It was a goal fit to win any football game but, with seconds to go, Devlin popped up with another to spark wild Livingston celebrations. 
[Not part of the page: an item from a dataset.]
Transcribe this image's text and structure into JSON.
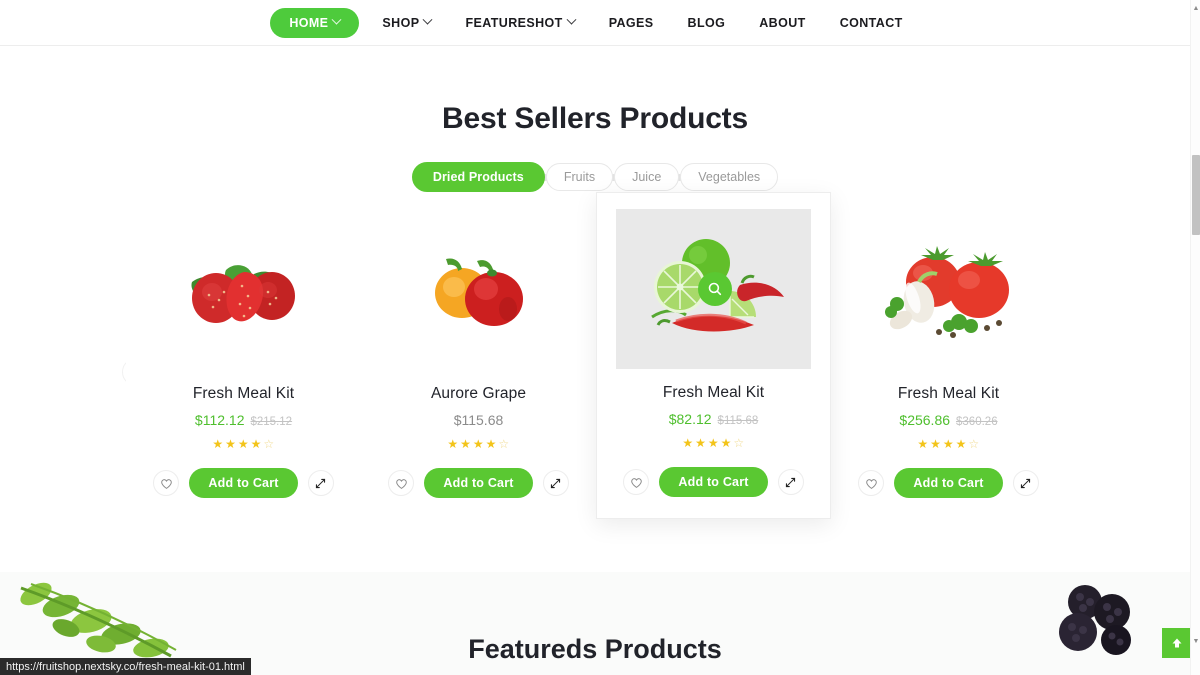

“We deserved a point through the game at the very least,” said Livingston’s David Martindale. “If we had come away with nothing, I’d have been very disappointed.”